Readers in the West frequently encounter Russian literature in what might be called an artificial environment, in which literary works are detached from their cultural context. This leads to misunderstanding, since the reader is likely to overlook significant differences between Russian and Western perspectives.
Western critics often contrast Sinyavsky with his countryman Aleksandr Solzhenitsyn. Clearly the two men represent diametrically opposed approaches to literature. Solzhenitsyn the novelist has assembled a vast historical archive to authenticate his fictional re-creation of Russia in the years leading up to the Revolution. Sinyavsky is a creator of fantastic fictions, scornful of the pretensions of realism. Solzhenitsyn is the foremost representative of what has been called the authoritarian-nationalist wing of the Russian emigre community, while Sinyavsky is one of the leading figures of the liberal-democratic wing. Many critics, dismayed by Solzhenitsyn’s apparent contempt for Western institutions, have pointed to the grounding of his political program in his Russian Orthodox faith, which they regard as dangerously archaic.

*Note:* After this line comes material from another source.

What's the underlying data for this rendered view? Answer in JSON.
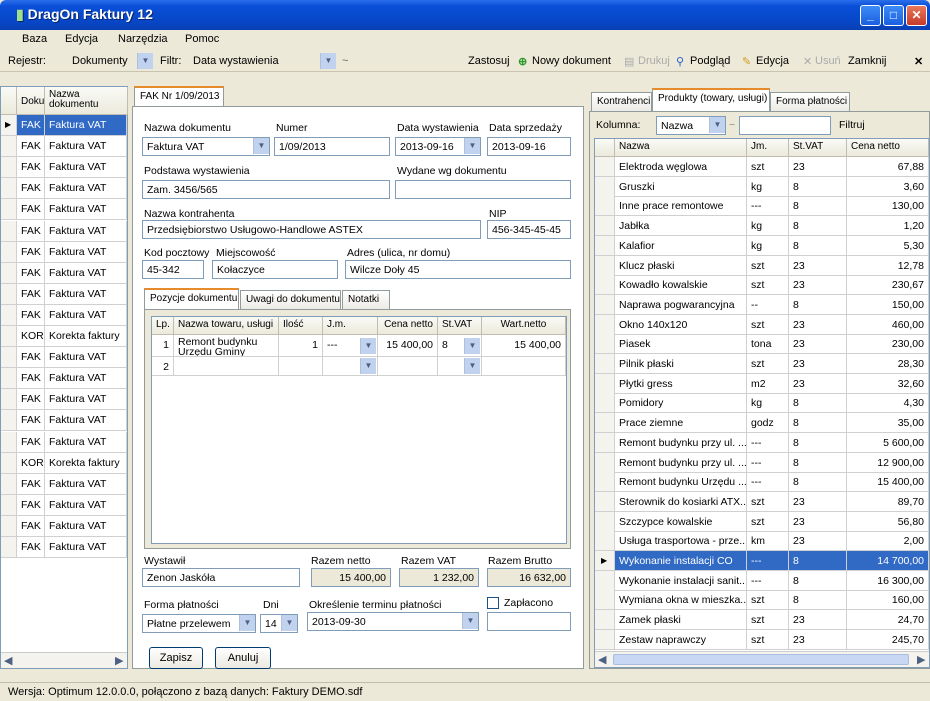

While there is unquestionably a real basis for the contrast between Solzhenitsyn and Sinyavsky, it is misleading on both sides, particularly with regard to Sinyavsky’s alleged affinities with liberal humanism. In an essay titled “Dissent as a Personal Experience” (Yearbook of Comparative and General Literature, 1982), Sinyavsky defines his position. As a writer, he says, he is in opposition to not only the Soviet government but also his fellow emigres: “I am an enemy—an enemy as such— metaphysically, in principle.” He rejects Solzhenitsyn’s mixture of religion and authoritarian politics, but also—in A Voice from the Chorus as in Unguarded Thoughts—he rejects such dearly held Western notions as “freedom of choice,” “human dignity,” and “the inviolability of the person,” dismissing them as nothing more than cant. In Unguarded Thoughts he writes that truly Christian attitudes and actions are “abnormal,” against human nature; in A Voice from the Chorus, he describes the process of writing as equally abnormal and paradoxical. In some ways, from the viewpoint of secular Western society, Sinyavsky may be more “extreme” than Solzhenitsyn.